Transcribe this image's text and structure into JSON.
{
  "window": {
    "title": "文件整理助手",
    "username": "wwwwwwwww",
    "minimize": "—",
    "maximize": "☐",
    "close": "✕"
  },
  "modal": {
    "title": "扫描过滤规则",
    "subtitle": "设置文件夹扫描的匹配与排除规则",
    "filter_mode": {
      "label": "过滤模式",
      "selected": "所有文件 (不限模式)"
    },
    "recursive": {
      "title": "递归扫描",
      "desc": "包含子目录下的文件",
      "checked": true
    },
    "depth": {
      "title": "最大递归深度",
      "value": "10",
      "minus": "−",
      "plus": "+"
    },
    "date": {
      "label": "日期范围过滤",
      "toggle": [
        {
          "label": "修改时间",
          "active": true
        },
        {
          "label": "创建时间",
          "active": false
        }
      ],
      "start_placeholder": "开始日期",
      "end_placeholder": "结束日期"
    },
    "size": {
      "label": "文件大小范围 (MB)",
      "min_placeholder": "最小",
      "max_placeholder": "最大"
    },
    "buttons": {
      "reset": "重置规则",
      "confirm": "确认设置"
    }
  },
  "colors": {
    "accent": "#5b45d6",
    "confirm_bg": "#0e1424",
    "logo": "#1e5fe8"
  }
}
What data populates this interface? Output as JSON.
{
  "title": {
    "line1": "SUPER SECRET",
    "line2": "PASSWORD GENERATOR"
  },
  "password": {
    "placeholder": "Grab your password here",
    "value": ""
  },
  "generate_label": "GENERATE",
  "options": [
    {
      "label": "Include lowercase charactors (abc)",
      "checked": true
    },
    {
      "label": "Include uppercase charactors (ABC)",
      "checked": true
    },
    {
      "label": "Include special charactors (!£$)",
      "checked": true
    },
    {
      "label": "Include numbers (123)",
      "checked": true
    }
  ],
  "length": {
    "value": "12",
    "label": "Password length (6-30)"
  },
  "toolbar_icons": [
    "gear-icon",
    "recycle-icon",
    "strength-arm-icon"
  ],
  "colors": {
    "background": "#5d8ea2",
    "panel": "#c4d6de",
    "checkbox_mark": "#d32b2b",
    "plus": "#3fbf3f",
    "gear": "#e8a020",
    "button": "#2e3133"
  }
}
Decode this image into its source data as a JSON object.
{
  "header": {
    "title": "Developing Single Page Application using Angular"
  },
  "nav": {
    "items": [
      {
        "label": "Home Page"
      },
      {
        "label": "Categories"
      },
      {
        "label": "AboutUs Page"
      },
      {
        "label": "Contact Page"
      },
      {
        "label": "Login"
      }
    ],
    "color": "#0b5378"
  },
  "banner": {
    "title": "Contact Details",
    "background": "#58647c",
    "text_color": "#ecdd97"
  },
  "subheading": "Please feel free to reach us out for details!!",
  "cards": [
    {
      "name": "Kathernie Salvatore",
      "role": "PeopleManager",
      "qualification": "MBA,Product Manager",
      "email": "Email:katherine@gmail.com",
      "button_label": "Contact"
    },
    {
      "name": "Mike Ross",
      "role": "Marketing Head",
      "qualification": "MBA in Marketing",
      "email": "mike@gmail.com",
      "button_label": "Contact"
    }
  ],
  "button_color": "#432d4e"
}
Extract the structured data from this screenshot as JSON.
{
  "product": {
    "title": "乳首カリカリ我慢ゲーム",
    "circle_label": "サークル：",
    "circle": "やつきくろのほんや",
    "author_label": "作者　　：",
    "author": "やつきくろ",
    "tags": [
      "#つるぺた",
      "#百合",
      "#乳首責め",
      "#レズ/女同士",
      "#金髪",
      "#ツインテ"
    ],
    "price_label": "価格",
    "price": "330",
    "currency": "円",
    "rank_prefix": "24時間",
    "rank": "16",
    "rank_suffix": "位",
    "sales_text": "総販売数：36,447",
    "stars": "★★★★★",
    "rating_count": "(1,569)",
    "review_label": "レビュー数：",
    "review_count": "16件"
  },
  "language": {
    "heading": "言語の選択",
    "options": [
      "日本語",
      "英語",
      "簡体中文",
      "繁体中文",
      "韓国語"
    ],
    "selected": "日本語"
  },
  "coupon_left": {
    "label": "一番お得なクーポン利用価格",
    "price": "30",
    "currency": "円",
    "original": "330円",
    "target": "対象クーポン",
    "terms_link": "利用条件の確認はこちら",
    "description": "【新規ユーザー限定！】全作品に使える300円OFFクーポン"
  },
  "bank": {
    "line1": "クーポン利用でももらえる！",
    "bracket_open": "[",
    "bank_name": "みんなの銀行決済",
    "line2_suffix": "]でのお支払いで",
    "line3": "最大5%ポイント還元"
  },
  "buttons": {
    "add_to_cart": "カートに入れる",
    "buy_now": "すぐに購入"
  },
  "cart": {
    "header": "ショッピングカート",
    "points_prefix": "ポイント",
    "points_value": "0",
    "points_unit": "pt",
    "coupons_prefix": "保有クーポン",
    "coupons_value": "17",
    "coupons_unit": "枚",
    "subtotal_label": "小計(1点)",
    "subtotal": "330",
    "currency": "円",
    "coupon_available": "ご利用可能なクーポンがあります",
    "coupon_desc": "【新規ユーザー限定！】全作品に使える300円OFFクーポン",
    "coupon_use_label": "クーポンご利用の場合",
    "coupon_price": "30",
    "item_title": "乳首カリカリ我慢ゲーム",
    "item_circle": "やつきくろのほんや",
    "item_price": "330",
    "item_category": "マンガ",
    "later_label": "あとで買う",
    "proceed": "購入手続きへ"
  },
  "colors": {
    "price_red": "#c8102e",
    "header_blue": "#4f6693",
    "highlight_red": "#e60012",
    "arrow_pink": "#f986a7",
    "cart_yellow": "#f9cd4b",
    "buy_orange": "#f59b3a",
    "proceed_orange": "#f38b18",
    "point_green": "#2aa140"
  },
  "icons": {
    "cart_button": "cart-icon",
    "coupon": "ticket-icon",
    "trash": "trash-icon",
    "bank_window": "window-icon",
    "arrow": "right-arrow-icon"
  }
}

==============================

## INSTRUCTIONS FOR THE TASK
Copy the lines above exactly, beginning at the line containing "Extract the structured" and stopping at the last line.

## RESULT OF THIS TASK
Extract the structured data from this screenshot as JSON.
{
  "product": {
    "title": "乳首カリカリ我慢ゲーム",
    "circle_label": "サークル：",
    "circle": "やつきくろのほんや",
    "author_label": "作者　　：",
    "author": "やつきくろ",
    "tags": [
      "#つるぺた",
      "#百合",
      "#乳首責め",
      "#レズ/女同士",
      "#金髪",
      "#ツインテ"
    ],
    "price_label": "価格",
    "price": "330",
    "currency": "円",
    "rank_prefix": "24時間",
    "rank": "16",
    "rank_suffix": "位",
    "sales_text": "総販売数：36,447",
    "stars": "★★★★★",
    "rating_count": "(1,569)",
    "review_label": "レビュー数：",
    "review_count": "16件"
  },
  "language": {
    "heading": "言語の選択",
    "options": [
      "日本語",
      "英語",
      "簡体中文",
      "繁体中文",
      "韓国語"
    ],
    "selected": "日本語"
  },
  "coupon_left": {
    "label": "一番お得なクーポン利用価格",
    "price": "30",
    "currency": "円",
    "original": "330円",
    "target": "対象クーポン",
    "terms_link": "利用条件の確認はこちら",
    "description": "【新規ユーザー限定！】全作品に使える300円OFFクーポン"
  },
  "bank": {
    "line1": "クーポン利用でももらえる！",
    "bracket_open": "[",
    "bank_name": "みんなの銀行決済",
    "line2_suffix": "]でのお支払いで",
    "line3": "最大5%ポイント還元"
  },
  "buttons": {
    "add_to_cart": "カートに入れる",
    "buy_now": "すぐに購入"
  },
  "cart": {
    "header": "ショッピングカート",
    "points_prefix": "ポイント",
    "points_value": "0",
    "points_unit": "pt",
    "coupons_prefix": "保有クーポン",
    "coupons_value": "17",
    "coupons_unit": "枚",
    "subtotal_label": "小計(1点)",
    "subtotal": "330",
    "currency": "円",
    "coupon_available": "ご利用可能なクーポンがあります",
    "coupon_desc": "【新規ユーザー限定！】全作品に使える300円OFFクーポン",
    "coupon_use_label": "クーポンご利用の場合",
    "coupon_price": "30",
    "item_title": "乳首カリカリ我慢ゲーム",
    "item_circle": "やつきくろのほんや",
    "item_price": "330",
    "item_category": "マンガ",
    "later_label": "あとで買う",
    "proceed": "購入手続きへ"
  },
  "colors": {
    "price_red": "#c8102e",
    "header_blue": "#4f6693",
    "highlight_red": "#e60012",
    "arrow_pink": "#f986a7",
    "cart_yellow": "#f9cd4b",
    "buy_orange": "#f59b3a",
    "proceed_orange": "#f38b18",
    "point_green": "#2aa140"
  },
  "icons": {
    "cart_button": "cart-icon",
    "coupon": "ticket-icon",
    "trash": "trash-icon",
    "bank_window": "window-icon",
    "arrow": "right-arrow-icon"
  }
}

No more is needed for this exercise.